Jeannette Gurung of WOCAN highlights some of the gender differentiated impacts of REDD.
While REDD presents opportunities for positive social outcomes, it also brings risks of serious negative outcomes. The current discussions on REDD mechanisms and impacts have paid little attention to the gender differentiated impacts of REDD, in terms of the increased vulnerability of rural women to its negative consequences and the opportunities that REDD presents for women. There are a number of concerns here that relate to the different roles, responsibilities and rights of women’s and men’s use of forest resources. Three of the main issues are:
1. Women as farmers: Due to existing gender roles that are defined by cultural norms and practices and women’s primary responsibilities for food production/ preparation and household care, women’s roles in forest management are usually limited to those of subsistence needs for fuelwood, medicinal products, fodder for livestock, and selling small quantities of fuelwood in local markets while men’s roles are more likely to be linked to timber and NTFP extraction for commercial purposes.

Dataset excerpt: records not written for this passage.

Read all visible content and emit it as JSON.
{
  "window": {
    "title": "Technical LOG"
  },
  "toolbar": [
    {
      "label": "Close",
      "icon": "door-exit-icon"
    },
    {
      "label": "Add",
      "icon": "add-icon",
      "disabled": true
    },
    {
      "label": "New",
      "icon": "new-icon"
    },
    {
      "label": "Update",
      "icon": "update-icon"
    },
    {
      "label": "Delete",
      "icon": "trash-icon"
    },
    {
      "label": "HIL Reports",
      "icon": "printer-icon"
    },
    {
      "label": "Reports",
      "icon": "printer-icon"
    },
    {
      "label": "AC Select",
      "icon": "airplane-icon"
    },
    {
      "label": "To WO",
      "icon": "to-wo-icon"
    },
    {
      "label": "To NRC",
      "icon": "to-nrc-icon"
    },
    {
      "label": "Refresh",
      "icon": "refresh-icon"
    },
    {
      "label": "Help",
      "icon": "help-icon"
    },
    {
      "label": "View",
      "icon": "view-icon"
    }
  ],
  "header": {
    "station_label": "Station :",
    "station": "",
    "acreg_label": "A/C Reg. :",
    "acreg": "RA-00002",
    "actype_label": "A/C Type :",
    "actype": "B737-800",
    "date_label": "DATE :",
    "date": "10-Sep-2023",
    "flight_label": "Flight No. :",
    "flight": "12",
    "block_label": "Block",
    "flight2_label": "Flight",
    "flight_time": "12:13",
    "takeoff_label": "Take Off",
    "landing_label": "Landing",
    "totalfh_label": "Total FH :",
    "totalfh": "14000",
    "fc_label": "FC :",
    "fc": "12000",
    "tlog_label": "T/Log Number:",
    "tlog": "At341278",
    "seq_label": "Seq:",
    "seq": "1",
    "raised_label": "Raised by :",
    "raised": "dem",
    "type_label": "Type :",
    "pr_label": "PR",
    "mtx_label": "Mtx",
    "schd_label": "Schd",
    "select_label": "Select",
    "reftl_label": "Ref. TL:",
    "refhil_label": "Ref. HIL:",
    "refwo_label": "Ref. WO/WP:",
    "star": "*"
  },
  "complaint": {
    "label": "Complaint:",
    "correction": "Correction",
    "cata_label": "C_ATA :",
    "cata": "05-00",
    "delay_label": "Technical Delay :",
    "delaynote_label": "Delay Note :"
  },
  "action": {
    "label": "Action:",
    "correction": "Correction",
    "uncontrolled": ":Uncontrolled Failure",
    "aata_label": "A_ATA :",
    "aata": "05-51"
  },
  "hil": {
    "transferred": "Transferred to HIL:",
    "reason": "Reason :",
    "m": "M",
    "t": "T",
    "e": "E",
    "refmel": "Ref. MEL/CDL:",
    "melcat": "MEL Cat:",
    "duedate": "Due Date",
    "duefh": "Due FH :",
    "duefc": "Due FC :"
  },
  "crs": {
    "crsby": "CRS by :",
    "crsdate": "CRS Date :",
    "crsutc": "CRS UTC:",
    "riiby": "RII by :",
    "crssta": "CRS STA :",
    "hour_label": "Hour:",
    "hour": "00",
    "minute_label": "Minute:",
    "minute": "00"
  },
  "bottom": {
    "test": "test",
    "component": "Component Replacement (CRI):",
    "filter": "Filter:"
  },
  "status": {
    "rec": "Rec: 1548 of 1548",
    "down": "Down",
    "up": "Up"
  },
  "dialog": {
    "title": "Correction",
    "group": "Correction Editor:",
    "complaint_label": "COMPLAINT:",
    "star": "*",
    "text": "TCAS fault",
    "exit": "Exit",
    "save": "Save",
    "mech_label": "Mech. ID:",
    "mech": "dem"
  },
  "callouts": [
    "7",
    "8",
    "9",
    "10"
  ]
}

Women’s greater responsibilities for crop and food production in most of the developing world render them more susceptible to the impacts of climate change, such as declining water supplies and increasing pest outbreaks.
2. Women as fuelwood collectors: The depletion of forest resources often severely increases women’s labour and time for fuelwood collection for cooking and heating. Conservation measures that bar entrance into protected forests (as part of a nation’s REDD program, for example) also increase women’s labour and time demands, sometimes forcing parents to remove their children from schools to help with collection tasks. Monoculture tree plantations (as included in REDD programs) generally have negative impacts on women’s livelihoods as they cannot provide the multiple benefits of fuelwood, fodder, medicine, water and soil nutrient retention, etc.
3. Women’s land rights: Women are commonly without any formal rights to land or forests. Under statutory or customary laws, most tropical forests are owned by indigenous peoples or forest dependent communities but it cannot be assumed that women have equal rights with men to these lands. Land claims may be affected by privatization as corporations, international conservation agencies and governments scurry to acquire land for REDD.
There are many cases of women’s groups successfully managing forestry and agroforestry projects, nurseries and woodlots, yet women continue to be nominal stakeholders in decision-making and planning. What assurance, therefore, exists that they will receive equal benefits and participation in REDD mechanisms? If decision-making processes of REDD fail to acknowledge the roles, skills and knowledge of women, the sustainable use and management of forest for climate change mitigation will be severely constrained.
Despite the very real risks that REDD poses to rural women, there are opportunities for it to make significant immediate and direct contributions to their livelihoods. It holds out the hope of rewarding the managers of forests for their efforts to protect, nurture and rehabilitate forests, while expanding community-based forestry systems that address the basic livelihood concerns of women and other forest-dependent groups. Thus it could reduce the vulnerability of women to climate change while also creating new financing and mechanisms to address poverty alleviation goals. REDD can reward women for their biodiversity stewardship (especially regarding saving seeds and nurturing trees) through targeted and effective public governance measures that pay them for their time.
It could provide a renewed focus on reforms to decentralize forest management and institutions, to make them more accessible and responsive to the needs of rural women, and to assure appropriate and equitable benefit-sharing for women of communities that are both forest-dependent and forestenhancing.